He had a younger brother whose name was GudESqamE'ls, and who thought he would obtain supernatural power in order to be able to tame him. He went into the woods and came to a mountain. There he heard a noise. When he went nearer, he heard somebody crying. As soon as he approached, the noise moved away again. He went on and on for many days without getting nearer. Every day he washed his body, and then he heard the noise again, but he could not reach it. Then he used the clothes of the dead to wash himself. When he had done so, he heard the noise quite near by; and after he

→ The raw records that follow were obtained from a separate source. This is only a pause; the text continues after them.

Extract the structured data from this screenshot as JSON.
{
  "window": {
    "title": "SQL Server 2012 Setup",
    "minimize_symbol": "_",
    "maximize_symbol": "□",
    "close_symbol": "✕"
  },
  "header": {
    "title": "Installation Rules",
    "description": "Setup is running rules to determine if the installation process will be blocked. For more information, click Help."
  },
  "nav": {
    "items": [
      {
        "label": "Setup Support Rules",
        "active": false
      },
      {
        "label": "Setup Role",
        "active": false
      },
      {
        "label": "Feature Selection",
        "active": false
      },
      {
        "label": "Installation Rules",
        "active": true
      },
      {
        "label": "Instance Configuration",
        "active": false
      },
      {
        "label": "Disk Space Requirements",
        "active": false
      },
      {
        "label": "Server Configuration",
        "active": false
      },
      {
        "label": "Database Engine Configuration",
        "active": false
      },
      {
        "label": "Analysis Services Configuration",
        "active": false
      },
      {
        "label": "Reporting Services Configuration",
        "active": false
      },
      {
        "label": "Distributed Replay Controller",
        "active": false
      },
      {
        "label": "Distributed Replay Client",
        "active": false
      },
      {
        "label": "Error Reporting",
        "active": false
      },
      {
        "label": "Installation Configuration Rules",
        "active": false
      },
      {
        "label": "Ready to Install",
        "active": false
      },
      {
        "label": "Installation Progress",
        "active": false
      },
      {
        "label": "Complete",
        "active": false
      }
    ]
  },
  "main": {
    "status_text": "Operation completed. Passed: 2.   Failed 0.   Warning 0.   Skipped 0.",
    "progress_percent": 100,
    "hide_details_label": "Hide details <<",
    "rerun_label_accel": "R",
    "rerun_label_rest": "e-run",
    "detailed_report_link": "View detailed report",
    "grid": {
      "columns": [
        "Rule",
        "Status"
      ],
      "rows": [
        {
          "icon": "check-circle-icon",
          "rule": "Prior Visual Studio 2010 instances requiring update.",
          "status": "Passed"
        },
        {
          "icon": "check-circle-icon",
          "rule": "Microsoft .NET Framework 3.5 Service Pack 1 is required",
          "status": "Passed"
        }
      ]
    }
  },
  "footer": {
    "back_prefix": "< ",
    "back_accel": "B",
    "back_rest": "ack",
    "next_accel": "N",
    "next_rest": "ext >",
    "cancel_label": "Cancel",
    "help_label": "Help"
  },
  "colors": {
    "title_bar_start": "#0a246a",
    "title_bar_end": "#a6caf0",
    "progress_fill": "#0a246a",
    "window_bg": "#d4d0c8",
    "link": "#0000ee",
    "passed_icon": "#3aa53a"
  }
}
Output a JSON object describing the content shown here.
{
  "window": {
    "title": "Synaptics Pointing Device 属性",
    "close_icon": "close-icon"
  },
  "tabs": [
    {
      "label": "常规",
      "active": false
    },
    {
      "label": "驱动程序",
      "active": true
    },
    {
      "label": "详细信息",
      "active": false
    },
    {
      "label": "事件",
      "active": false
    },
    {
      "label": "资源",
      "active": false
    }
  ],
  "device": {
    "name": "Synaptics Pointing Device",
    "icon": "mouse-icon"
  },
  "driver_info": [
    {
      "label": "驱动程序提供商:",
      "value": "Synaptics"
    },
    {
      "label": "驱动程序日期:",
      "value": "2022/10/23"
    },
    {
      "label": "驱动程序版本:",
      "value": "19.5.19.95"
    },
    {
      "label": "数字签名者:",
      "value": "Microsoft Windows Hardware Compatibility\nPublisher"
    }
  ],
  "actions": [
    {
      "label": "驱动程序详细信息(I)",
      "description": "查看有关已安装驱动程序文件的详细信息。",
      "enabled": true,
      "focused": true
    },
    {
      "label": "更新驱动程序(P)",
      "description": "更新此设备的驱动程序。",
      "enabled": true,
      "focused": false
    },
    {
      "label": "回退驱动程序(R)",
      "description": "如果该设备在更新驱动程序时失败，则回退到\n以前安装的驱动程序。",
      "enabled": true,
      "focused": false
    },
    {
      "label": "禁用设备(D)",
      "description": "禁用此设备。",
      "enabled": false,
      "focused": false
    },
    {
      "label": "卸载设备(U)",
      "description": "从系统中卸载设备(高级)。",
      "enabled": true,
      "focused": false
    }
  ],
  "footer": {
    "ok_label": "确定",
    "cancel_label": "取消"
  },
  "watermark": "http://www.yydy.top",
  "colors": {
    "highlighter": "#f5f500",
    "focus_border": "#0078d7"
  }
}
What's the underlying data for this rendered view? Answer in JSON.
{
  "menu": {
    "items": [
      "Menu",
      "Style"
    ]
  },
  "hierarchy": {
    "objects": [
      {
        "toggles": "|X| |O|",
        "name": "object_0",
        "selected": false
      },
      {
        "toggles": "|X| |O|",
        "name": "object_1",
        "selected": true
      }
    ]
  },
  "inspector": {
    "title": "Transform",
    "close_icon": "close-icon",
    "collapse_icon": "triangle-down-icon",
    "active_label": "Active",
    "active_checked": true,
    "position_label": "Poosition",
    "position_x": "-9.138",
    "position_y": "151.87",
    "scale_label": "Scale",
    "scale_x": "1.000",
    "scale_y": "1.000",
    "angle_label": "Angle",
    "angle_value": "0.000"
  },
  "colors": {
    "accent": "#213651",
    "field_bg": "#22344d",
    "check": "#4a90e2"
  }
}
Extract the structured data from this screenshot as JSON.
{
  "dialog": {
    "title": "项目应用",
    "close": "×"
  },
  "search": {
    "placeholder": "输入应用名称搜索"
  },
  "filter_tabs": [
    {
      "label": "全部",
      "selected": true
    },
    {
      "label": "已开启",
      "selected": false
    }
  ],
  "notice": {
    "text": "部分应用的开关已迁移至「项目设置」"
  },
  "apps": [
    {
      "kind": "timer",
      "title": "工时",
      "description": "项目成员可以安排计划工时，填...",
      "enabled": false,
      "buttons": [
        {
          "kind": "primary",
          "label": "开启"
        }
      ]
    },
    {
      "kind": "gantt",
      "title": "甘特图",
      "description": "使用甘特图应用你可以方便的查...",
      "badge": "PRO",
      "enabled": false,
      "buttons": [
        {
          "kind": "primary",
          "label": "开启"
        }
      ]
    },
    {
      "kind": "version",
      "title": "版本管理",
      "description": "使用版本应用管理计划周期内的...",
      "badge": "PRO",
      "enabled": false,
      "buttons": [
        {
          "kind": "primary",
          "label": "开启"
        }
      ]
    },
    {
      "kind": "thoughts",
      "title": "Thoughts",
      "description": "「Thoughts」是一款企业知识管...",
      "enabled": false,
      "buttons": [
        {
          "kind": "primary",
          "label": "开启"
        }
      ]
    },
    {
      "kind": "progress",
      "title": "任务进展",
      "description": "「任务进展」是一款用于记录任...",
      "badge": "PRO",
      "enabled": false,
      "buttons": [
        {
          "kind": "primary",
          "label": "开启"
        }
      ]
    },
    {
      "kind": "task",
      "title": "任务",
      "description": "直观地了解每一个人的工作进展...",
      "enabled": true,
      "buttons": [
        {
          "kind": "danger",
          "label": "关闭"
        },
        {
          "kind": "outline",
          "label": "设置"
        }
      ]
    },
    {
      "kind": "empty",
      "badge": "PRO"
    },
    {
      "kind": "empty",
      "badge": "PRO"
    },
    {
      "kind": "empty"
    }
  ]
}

had washed four times with the wrappings of dead people, he saw a woman. He stepped up to her and embraced her waist. Then both fell down in a faint. When he came to, he saw that the woman had long hair. She was Crying-Woman (?lE'lgwa
li'laga). There were deep furrows in her cheeks where the tears used to run down. The woman said to him, "Let me go!" but he only held tighter. "You shall have what I am using." She offered him a harpoon-shaft. "If you point it towards sea-otters, seals, porpoises, or towards mountain-goats, they will fall down dead. Let me go! You shall have this, which enables you to give potlatches all the time (?ma'xusayu or ?ma?xup!êq);" but he only held her tighter. Then she offered him the water of life and the death-bringer, if he would let her go, and the large rattle for taming the cannibal. He was also given the name Life-Maker (Q!wê'q!ulag*ila). Then he let go of her. He took her gifts and put them all into his hair, which was tied together with hemlock-branches. Then he went home.
He said, "What is the noise that I am hearing?" His father replied, "Fool I don't you know that your elder sister has died?" The young man replied, "Why did you not tell me so? Where is she?" The father retorted, "On the other side of the river."--"Let us go over there and see her!" Then the father carried him across; and when he got there, he went around the grave, shaking his rattle. When he had done so four times, she revived. He took her down, and they went back to the village.
He said to his father, "Where are my elder brothers? What has become of them?" They replied, "Why do you ask?"--"I want to see them," he retorted. Then his father showed them to him. He sprinkled them with the water of life; and when he had done so four times, they all arose.
The people saw this, and they were glad of it; and they gave him their princesses as wives, that he might bring back to life their dead ones. They were afraid of him when they saw him using his death-bringer, with which he burned the other side of the river.
Then they planned how to spoil (a?mê'
la) his supernatural powers. They wanted to get their princesses back, because they were ashamed that he had all the best women as wives, and because they were afraid of him. They assembled, and talked about how they could get the better of him. Finally they decided to invite him to a feast. There they gave him menstrual fluid, dung of wolf, and other poison, to kill him. He, however, kicked a rock away, and placed it on a point of land as a fighting hill (xusE'la); and there he built a house for his brother to dance in. They did not succeed in killing him with poison. Then they thought of the power of women, and they gave him all the women from all over the country as his wives. This destroyed his supernatural powers; he became an ordinary man (ba'xus), because he had too many wives. Finally he and his brother died.